Bolton, H. Jr., Elliott, L.F., Papendick, R.I., Bezdicek, D.F.
Soil biology & biochemistry 1985 v.17 no.3 pp. 297
soil biology, soil enzymes, soil fertility, cropping systems, fertilizers, Triticum aestivum, Pisum sativum, Washington
Selected microbiological properties of soils receiving different fertilizer management regimes were studied from adjoining wheat farms in the highly productive Palouse region of eastern Washington. Since 1909, the only N input to the soil of Farm Management System 1 has been through leguminous green manure crops consisting most recently of Austrian winter peas (Pisum sativum ssp. arvense L., Poir), plus native soil fertility for N and all other plant nutrients. The soil of Farm Management System 2 received regular applications of anhydrous ammonia, P and S at recommended rates for the last 30 yr. There were no differences in numbers of soil microorganisms as determined by plate counts; however, soil from management system 1 had significantly higher levels of urease, phosphatase and dehydrogenase at all three samplings and significantly higher soil microbial biomass at the first two samplings.

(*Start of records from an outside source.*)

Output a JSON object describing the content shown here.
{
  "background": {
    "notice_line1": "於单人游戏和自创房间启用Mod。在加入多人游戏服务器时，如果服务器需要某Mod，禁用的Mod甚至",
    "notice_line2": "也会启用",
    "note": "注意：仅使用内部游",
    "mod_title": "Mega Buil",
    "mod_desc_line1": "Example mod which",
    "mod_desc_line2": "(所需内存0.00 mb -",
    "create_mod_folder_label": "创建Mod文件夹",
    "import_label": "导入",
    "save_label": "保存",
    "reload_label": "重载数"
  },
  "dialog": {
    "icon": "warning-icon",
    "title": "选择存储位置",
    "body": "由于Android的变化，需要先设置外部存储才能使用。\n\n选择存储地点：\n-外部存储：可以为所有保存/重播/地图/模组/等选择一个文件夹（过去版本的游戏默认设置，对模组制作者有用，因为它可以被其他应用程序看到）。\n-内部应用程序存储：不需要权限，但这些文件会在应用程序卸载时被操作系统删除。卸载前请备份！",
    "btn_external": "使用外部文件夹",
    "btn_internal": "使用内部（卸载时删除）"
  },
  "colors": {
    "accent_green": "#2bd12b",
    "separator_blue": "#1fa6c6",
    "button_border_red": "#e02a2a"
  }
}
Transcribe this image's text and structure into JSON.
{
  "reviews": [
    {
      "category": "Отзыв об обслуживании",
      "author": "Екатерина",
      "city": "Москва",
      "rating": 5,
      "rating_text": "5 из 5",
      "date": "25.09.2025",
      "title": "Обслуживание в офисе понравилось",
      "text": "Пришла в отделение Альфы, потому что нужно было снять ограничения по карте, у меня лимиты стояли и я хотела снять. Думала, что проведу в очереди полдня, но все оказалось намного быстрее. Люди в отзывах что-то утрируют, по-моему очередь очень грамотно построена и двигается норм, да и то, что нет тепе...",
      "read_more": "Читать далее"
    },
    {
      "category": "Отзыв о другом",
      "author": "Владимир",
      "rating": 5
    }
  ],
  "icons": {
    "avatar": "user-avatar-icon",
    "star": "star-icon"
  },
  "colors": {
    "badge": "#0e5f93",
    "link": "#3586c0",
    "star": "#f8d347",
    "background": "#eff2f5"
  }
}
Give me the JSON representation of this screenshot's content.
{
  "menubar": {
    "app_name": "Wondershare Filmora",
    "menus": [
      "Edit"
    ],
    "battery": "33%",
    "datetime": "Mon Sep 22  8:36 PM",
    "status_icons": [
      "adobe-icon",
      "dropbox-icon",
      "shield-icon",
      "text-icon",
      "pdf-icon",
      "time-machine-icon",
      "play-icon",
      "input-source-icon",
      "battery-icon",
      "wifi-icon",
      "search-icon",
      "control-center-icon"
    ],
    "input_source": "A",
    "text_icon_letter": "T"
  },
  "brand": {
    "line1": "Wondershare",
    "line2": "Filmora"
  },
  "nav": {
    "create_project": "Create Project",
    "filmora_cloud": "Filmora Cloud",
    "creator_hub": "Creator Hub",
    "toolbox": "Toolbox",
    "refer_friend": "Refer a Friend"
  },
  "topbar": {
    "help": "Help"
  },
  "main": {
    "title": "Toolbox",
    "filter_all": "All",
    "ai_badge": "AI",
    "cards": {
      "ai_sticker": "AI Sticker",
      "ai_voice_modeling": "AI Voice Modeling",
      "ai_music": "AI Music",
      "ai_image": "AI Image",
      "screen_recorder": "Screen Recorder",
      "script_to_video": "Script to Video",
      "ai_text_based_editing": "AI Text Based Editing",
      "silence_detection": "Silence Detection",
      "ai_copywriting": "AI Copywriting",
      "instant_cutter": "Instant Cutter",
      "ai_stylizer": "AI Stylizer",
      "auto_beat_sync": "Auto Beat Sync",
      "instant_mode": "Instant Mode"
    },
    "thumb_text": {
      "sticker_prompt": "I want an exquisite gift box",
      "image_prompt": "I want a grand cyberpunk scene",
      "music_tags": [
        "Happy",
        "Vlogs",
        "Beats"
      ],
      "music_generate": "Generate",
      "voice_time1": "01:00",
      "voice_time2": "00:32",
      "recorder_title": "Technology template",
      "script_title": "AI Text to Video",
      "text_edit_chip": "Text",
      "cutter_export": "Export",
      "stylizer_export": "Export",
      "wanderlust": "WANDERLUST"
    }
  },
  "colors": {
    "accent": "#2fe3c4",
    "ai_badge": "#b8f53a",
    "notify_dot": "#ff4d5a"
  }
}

The data indicate that management system 1 soil had a larger and more active soil microflora.